John Bell Hood is one of those Civil War commanders that seems like he was promoted above his capacity. He’s hardly alone in that category, joined by numerous others who were commanding at a level they should not have been. Early in the war Hood’s men were nearly unstoppable—his breakthrough at Gaines’ Mill, his counter-attack at Antietam— and the Army of Northern Virginia benefited extremely from having him in its ranks.
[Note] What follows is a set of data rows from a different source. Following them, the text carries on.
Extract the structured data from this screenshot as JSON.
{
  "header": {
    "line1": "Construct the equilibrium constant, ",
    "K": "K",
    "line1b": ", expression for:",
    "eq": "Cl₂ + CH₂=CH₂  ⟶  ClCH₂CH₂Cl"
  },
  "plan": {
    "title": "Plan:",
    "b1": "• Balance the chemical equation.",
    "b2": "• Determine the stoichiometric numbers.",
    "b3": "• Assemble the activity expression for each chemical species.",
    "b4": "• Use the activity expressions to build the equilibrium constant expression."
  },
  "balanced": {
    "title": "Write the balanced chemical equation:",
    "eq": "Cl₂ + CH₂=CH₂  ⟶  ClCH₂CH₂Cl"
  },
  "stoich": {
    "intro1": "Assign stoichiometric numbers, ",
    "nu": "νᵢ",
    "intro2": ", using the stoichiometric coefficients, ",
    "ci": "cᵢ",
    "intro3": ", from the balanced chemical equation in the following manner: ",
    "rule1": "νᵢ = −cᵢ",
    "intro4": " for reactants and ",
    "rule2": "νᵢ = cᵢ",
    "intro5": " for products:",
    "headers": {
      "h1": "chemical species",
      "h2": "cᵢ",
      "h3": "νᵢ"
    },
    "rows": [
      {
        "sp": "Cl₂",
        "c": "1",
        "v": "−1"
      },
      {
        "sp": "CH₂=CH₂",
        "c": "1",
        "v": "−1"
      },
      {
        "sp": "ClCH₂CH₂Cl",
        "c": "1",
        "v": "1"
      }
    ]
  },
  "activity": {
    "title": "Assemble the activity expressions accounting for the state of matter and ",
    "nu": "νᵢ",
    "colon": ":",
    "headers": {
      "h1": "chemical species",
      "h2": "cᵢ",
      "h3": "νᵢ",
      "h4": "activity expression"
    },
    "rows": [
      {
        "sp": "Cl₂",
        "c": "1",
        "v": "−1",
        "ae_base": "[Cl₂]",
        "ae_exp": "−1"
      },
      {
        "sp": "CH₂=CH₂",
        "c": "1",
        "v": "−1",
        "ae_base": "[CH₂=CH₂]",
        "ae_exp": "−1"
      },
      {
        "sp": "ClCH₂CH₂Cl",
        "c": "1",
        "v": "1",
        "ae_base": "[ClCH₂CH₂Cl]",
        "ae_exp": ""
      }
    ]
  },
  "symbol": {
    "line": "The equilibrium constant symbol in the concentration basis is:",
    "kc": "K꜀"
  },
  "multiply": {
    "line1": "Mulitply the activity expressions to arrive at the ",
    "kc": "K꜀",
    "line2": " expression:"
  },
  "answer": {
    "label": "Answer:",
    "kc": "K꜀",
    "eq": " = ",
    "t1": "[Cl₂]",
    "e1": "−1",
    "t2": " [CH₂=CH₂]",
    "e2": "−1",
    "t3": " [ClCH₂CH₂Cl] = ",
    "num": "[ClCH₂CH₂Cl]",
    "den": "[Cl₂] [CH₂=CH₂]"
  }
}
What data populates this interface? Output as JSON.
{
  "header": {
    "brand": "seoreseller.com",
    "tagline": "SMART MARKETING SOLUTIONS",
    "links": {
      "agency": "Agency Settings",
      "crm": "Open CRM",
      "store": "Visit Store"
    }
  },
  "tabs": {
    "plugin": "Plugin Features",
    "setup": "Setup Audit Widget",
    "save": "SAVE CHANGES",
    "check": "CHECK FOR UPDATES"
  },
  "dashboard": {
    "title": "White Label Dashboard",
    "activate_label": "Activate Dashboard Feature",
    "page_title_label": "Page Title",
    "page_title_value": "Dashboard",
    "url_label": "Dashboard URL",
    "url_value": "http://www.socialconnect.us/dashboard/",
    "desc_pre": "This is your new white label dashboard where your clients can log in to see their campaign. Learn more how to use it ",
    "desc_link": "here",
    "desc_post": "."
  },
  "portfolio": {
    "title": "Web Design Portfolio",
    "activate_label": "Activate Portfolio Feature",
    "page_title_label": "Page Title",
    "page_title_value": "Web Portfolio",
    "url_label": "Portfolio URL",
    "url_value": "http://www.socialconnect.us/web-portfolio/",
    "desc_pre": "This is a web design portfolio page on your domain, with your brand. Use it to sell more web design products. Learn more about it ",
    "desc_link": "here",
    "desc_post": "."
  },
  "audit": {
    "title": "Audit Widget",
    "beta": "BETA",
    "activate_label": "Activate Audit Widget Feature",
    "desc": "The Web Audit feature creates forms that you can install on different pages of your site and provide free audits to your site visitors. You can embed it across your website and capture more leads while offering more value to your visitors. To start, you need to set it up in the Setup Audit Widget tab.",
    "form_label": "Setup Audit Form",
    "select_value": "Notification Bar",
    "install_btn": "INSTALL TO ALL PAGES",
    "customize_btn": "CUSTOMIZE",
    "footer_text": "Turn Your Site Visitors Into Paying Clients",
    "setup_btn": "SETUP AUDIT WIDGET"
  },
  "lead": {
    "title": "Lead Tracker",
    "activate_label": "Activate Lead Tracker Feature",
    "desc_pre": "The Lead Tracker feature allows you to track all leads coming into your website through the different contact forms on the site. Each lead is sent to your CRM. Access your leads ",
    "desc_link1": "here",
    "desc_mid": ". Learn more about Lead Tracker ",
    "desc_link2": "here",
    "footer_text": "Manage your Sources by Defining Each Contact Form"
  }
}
But the war took its toll; wounds at Gettysburg and Chickamauga should have sidelined Hood for the rest of the conflict. In the summer of 1864 the Army of Tennessee needed someone to stand up to Sherman, but it wasn’t Hood. The three offensive battles he orchestrated outside Atlanta were all bloodily repulsed, and all foreshadowed the gruesome charge at Franklin. He’s a man who should be lauded for his services in the first-half of the war, but he will always bear the responsibility for bleeding the Army of Tennessee of some of its best commanders and manpower.